“We want to see as much of the world as we can," Julie Rivenbark said, halfway through the trip. "We have been through Europe, southern Africa; now we are kind of working our way through Asia. So we have been to a bunch of big cities, like Dubai, Johannesburg, Rome and Bangkok.”

Kara Rivenbark kayaking with her Dad in Italy, July 7, 2014.
Kara Rivenbark kayaking with her Dad in Italy, July 7, 2014.

They have also spent time in the countryside — kayaking in Italy, flying in hot air balloons in Myanmar, hiking to the Everest Base Camp in Nepal and going on safari in South Africa.

“We’ve ridden on ostriches," Tim Rivenbark said. "We’ve ridden on an elephant. We’ve ridden on camels. We had gone shark cage diving. We washed elephants.”

But making new friends is one of the most interesting experiences of the trip.

“People have been extremely friendly, very welcoming, love our kids. Interacting with them, seeing their reaction to see our kids enjoying themselves in their country, has been rewarding. We gave them our [web]site so they leave comments and feedback. So it was great to see responses from these folks we met along the way.”

Eleven-year old Tyler has enjoyed learning about the people they have met. “I learned in Africa that people have very different lifestyles than in America." His sister, 9-year-old Kara, discovered that she liked Thai food.

That's one of the benefits of spending several weeks in each of their destinations, Julie said.

“They really see the kind of differences in the world that they may not if we had just have taken a one- or two-week trip to some of these countries," she explained. "So I think the longer that we travel, the more impact it has on how they see the world. And I can see them changing more than they can see themselves.”

India's impact

The Rivenbark family in India. Nov. 13, 2014.
The Rivenbark family in India. Nov. 13, 2014.

She said the five-week stay in India was an eye-opening experience for Tyler and Kara.

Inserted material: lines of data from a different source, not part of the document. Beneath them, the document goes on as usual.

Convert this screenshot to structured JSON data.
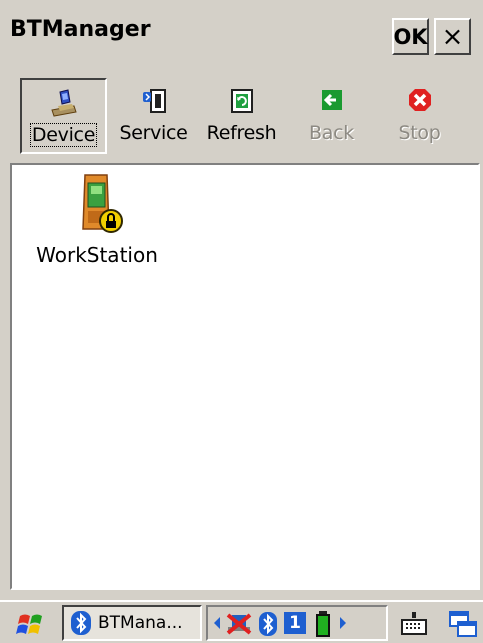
{
  "window": {
    "title": "BTManager"
  },
  "titlebar": {
    "ok_label": "OK",
    "close_label": "×"
  },
  "toolbar": {
    "items": [
      {
        "label": "Device",
        "icon": "device-icon",
        "state": "pressed"
      },
      {
        "label": "Service",
        "icon": "service-icon",
        "state": "enabled"
      },
      {
        "label": "Refresh",
        "icon": "refresh-icon",
        "state": "enabled"
      },
      {
        "label": "Back",
        "icon": "back-arrow-icon",
        "state": "disabled"
      },
      {
        "label": "Stop",
        "icon": "stop-icon",
        "state": "disabled"
      }
    ]
  },
  "devices": [
    {
      "name": "WorkStation",
      "icon": "locked-pda-icon"
    }
  ],
  "taskbar": {
    "task_label": "BTMana...",
    "tray_number": "1",
    "colors": {
      "bluetooth": "#1e5fd0",
      "battery": "#20b020",
      "stop": "#e02020",
      "back": "#1a9a30"
    }
  }
}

“India has totally impacted how they see the world," she said. "They realized what we have at home, something as simple as a clean, quiet street to walk down — they used to take that for granted. It goes further than that, now having to brush their teeth with bottled water all of the time or worrying about how clean their food is going to be when they eat it. We've been living through that now for three months.

"The other thing that Tyler is learning, Kara and I are both learning Mandarin because in six weeks we will be in China and Taiwan. So he has that on his plate as well.”

Both kids are also learning Mandarin because the family will be in China and Taiwan for six weeks. Kara knows that will be important. “At first people really understood English," she said. "Then after India, a lot of people did not know English very much.”

It took the family a year to prepare for the trip, and simplifying their life was the first item on the agenda. They sold their house and cars, Julie quit her job as a physician’s assistant, and Tim took an unpaid leave of absence from his job. As they travel from country to country, their only luggage is a backpack filled with lightweight, washable clothes and whatever else they need.

“Everything that we are bringing with us on this trip, we have to carry on our backs," Tim said. " So there are a lot of details, such as try to stay in warm climates along the way. It is essentially an endless summer.”

His wife called it a very liberating experience. "It is great to be able to carry what you need on your back," Julie said. "I really do not miss the things that we have at home. What has become more important to me is making memories as a family and taking those with us instead.”

Staying in touch

Tyler and Kara each have iPads so they can communicate with teachers and text their friends to stay up to date with their schoolwork. Tyler is also creating a 365-day video blog.

"Each day I take all the video of everything that we did," Tyler said. “So all the clips of the video that we had for that day, I kind of put them together, edit them a little bit. I kind of come up with this one video of the day of everything that we did and post them on YouTube for everyone to see.”

And there are many more posts to come. The Rivenbarks still have six more months on the road. They will keep heading east, visiting Laos, Cambodia, Vietnam, China and Australia.

To follow their adventures, visit their website: